The ECO document suggests that municipalities are lacking guidance on future climate predictions and best management practices.  This is not the case. Design standards for GTA and Golden Horseshoe communities at the time of construction before 1980 are simply limited by today's standards. Storm sewers were designed for 2 to 5 year storms and no overland flow relief was provided as part of master drainage planning or subdivision grading. The drainage system capacity of many old systems must generally be doubled to meet a high standard of 100 year flow conveyance - the best management practices are pipe conveyance and storage for storm sewer networks. For sanitary sewer networks, the solution is extraneous inflow reduction, e.g, through mandatory downspout disconnection and capacity upgrades to handle extraneous infiltration from foundation drains connected to the sanitary system up to the mid 1970's. Future climate predictions are not a key unknown as sometimes design standard upgrades alone may be a 400% increase in built capacity.

The ECO document points to aging infrastructure built in the 1950's to 1970 and barriers to implementing Best Management Practices (green infrastructure) as the reason.  This is misguided as increased urbanization, lost overland flow paths, and lost sewage overflow relief capacity in the sewer system are the causes of increased damages and premiums. Futhermore, macro economic factors have reduced property and casualty insurer investment returns (previous double digit and now low single digit), causing them to no longer subsidize underwriting losses as they had done for decades, thus increasing premiums to cover actual costs.

The ECO should know that when it comes to storm infrastructure, 100+ year service life is not uncommon. Also no Municipal Class Environmental Assessment studies have identified aging infrastructure as a cause of flooding. What is missing in the ECO document discussion is that increasing levels of services alone account for the majority of infrastructure upgrade costs to manage flood risks.

Lost Rivers - Newtonbrook Tributary Flooded Basements - Former North York (Toronto)

From the late 1940's to late 1950's a tributary of the Don River in the Newtonbrook neighbourhood of North York was diverted and enclosed, fully replaced by residential development by the late 1960's. The transition in this area west of Yonge Street and south of Steeles Ave. W. is shown below (source Toronto archives, compiled by Toronto Water) :

Newtonbrook development 1947 - 1969, former North York, City of Toronto

Today, watercourse corridors are preserved through residential developments - larger valley corridors are protected through Ontario's Natural Hazards policies, acts and regulations to mitigate flood risks, and smaller tributaries are now protected to preserve local hydrologic functions (e.g., water balance) and environmental features (habitat).

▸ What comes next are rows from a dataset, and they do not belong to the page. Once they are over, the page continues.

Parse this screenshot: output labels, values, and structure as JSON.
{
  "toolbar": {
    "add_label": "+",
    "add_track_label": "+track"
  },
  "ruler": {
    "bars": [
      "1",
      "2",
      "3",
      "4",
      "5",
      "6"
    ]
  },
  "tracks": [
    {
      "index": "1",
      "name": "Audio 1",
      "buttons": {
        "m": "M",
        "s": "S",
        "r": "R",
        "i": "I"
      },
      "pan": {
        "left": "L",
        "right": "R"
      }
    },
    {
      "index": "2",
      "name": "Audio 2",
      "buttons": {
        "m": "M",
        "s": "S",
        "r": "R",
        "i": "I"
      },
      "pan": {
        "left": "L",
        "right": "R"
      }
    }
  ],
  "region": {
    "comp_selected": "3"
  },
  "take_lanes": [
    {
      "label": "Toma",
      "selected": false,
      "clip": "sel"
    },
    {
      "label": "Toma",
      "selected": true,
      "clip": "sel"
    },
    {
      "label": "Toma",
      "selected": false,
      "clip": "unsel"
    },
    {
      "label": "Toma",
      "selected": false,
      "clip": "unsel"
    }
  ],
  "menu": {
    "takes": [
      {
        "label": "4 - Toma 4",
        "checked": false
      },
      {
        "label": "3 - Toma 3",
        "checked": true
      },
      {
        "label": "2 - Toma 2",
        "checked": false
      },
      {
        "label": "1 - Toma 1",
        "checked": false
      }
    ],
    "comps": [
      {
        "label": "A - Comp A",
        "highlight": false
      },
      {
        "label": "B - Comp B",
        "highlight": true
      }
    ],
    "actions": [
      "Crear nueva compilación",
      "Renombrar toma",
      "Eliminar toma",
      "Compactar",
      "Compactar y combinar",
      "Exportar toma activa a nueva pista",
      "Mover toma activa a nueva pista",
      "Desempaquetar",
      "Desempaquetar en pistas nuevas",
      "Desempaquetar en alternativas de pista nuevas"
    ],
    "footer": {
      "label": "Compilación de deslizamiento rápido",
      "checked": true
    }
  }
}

The Newtonbrook tributary was not preserved although it conveyed runoff from over 250 hectares of land (2.5 square kilometers). The following images show the overland flow path through the area, including multiples of the estimated 100 year flow spread (1 time, 2 times and 4 times width), and basement flooding locations reported in May 2000 (orange), August 2005 (red), and July 2013 (yellow):

Overland flow path and 100 year flow spread (1 x, 2 x and 4 x) and historic basement flooding locations.

Today stormwater management practices would control the quantity of runoff from new development so that it matches pre-development peak flows during extreme rainfall events. This practice did not become widespread until the 1980's in Ontario. The Newtonbrook drainage catchment would have been controlled by about 5 or more stormwater ponds using today's standards (about one pond every 50 hectares).

Just over 35,000 Toronto properties are centered in the 100 year flow spread limits estimated through CityFloodMap.Com's overland flow and flood risk analysis. In many cases, like in the Newtonbrook area, these flow limits correspond to areas of high basement flooding risk given that the overland flow system can overwhelm the local sewer system with significant extraneous inflows during extreme storm events. City-wide analysis of overland flow risks and basement flooding correlation is presented in the following slides: